Melbourne Renegades 7 for 140 (Boyce 51*, Fawad 2-22) beat Sydney Thunder 113 (Holt 37, Richardson 3-27, Boyce 2-17) by 27 runs
The Renegades claimed their second victory over the Thunder in the space of eight days in Melbourne tonight, after a whirlwind fifty from Cameron Boyce proved the difference.
On a thundery Melbourne evening, Marvel Stadium closed its roof for the fixture, which saw both teams clamouring for a semi-final berth on 14 (Renegades) and 11 points (Thunder) respectively.
The Renegades won the flip and elected to bat, with both sides greeted by a disappointingly low, slow wicket. It consistently saw batsmen through their shots early, and no one bar Boyce was able to establish any momentum in their innings.
With the match reduced to an arm-wrestle of bowling discipline, it was the trio of Kane Richardson, Chris Tremain and Harry Gurney who won out, ably supported by Player of the Match Boyce, who coupled his undefeated 22 ball blitz with two wickets of his own.
Renegades aim for flier, come unstuck
Aaron Finch and Mackenzie Harvey formed an explosive opening duo, and they started in that vein. Harvey found the ropes twice from Daniel Sams' opening over, before Finch took full toll from Jono Cook's first-ball full toss. Harvey strove to continue the flying start, but holed out off Cook later in the over following a great catch diving forward at long-on from Chris Jordan.
Sam Harper followed, showing flashes of his talent via a crunching pull and numerous ramp shots, before over-aggression saw him swing wildly at a Jordan slower ball, resulting in scattered stumps and the need for consolidation.
At this point, the Thunder seemed to land on a formula, combining shorter-length deliveries with a high proportion of slower balls, indicating another slow wicket for both teams to contend with. Led by an almost unhittable Jordan, who also claimed Finch cheaply, the Renegades finished the Powerplay on 3 for 38. Time would tell whether this was par or not.
Fawad spins a web; Boyce crashes fifty
Shane Watson then introduced Fawad Ahmed from one end, and Chris Green from the other. Both were able to turn the screws, conceding less than a run a ball, before Fawad was rewarded with the wicket of Tom Cooper, caught and bowled from one that caught the leading edge after gripping in the wicket.
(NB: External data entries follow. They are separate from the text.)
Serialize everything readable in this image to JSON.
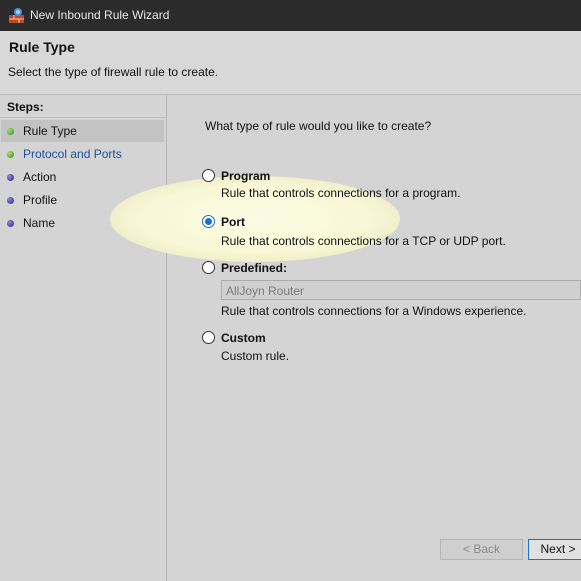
{
  "window": {
    "title": "New Inbound Rule Wizard",
    "icon": "firewall-wizard-icon"
  },
  "header": {
    "title": "Rule Type",
    "subtitle": "Select the type of firewall rule to create."
  },
  "steps": {
    "heading": "Steps:",
    "items": [
      {
        "label": "Rule Type",
        "status": "completed",
        "active": true
      },
      {
        "label": "Protocol and Ports",
        "status": "completed",
        "active": false
      },
      {
        "label": "Action",
        "status": "pending",
        "active": false
      },
      {
        "label": "Profile",
        "status": "pending",
        "active": false
      },
      {
        "label": "Name",
        "status": "pending",
        "active": false
      }
    ]
  },
  "main": {
    "question": "What type of rule would you like to create?",
    "options": {
      "program": {
        "label": "Program",
        "description": "Rule that controls connections for a program.",
        "selected": false
      },
      "port": {
        "label": "Port",
        "description": "Rule that controls connections for a TCP or UDP port.",
        "selected": true
      },
      "predefined": {
        "label": "Predefined:",
        "description": "Rule that controls connections for a Windows experience.",
        "selected": false,
        "dropdown_value": "AllJoyn Router"
      },
      "custom": {
        "label": "Custom",
        "description": "Custom rule.",
        "selected": false
      }
    }
  },
  "footer": {
    "back_label": "< Back",
    "next_label": "Next >"
  },
  "colors": {
    "selection_accent": "#1c6fd1",
    "step_done": "#3a9a1e",
    "step_pending": "#332a8c",
    "link": "#1f4fa0"
  }
}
Meanwhile, Mohammad Nabi loomed as the danger for the home side, collecting a slog-swept six and a boundary over the man at forty-five to briefly threaten a counterattack. However, his partner Dan Christian fell to Sams, and then Cook had Beau Webster stumped by the debutant Baxter Holt, who removed the bails smartly after a sharp topspinner.
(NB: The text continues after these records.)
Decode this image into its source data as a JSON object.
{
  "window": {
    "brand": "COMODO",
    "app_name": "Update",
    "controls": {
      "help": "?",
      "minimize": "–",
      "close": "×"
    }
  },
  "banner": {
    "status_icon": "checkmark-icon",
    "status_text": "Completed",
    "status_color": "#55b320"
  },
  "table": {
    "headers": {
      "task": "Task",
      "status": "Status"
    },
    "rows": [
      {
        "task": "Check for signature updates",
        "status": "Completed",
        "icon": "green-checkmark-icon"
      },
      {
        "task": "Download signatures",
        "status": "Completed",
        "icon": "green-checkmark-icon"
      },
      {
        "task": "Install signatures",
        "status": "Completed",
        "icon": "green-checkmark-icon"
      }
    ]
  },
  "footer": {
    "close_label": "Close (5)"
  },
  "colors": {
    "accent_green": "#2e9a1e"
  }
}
Just as the Renegades' innings was petering into mediocrity, in came Boyce, who confounded the entire trend of the innings to register a blistering 51 from 22 balls. He took a particular liking to Gurinder Sandhu and Jordan, smashing five sixes and four boundaries on his way to the equal-fastest fifty for the tournament, alongside Peter Handscomb and Ashton Turner. It was a bolt from the blue, and gave the home side impetus heading into the second innings.
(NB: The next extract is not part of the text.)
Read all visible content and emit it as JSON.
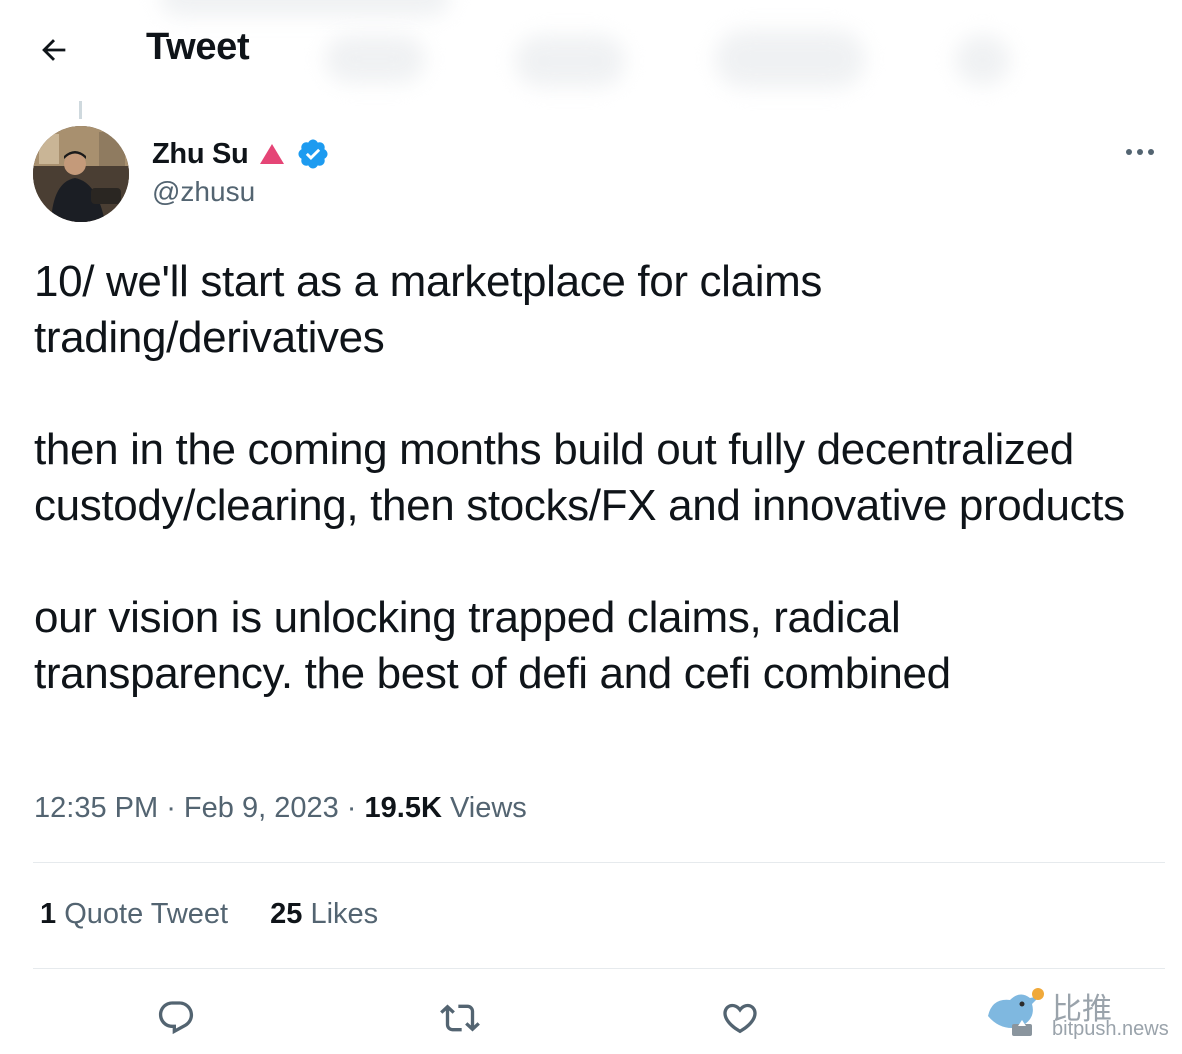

Thunder stutter, then stop
It was the Renegades who gained the early running in part two, with the tournament's leading wicket-taker Kane Richardson accounting for Watson in over one to set them on their way. From there, he and his partner Chris Tremain kept a lid on newly promoted opener Jason Sangha and Callum Ferguson, as the Thunder saw the required rate rise.
The pressure told, as Sangha slashed across the line at Richardson, a tough skier that Harvey hurtled back for from point and grasped. It meant Ferguson and new man Anton Devcich had to consolidate, as Richardson and Tremain retained straight, tight, disciplined lines to both, making scoring very difficult.
Just as the Thunder's second-wicket partnership started to build, the introduction of Boyce brought Devcich undone. He was caught at the long-on boundary by Christian, before Chris Green was bizarrely run out from his first delivery after his sliding bat caught in the turf as he returned for a second. It left the Thunder 4 for 45 in the ninth over, requiring just under a hundred runs from eleven overs.
A bright partnership between Ferguson and Holt developed, but as was the evening's trend, it was cut short before it properly began after Ferguson was caught on the cow-corner rope from Tremain's bowling. His debutant colleague was the Thunder's best batsman, carving an enterprising 37 from 28 balls, but the scoring rate consistently remained out of reach. Another bizarre run-out involving a collision between Cook and Sandhu capped a forgettable night for the Thunder, who now face an uphill battle to secure one of the remaining three finals spots.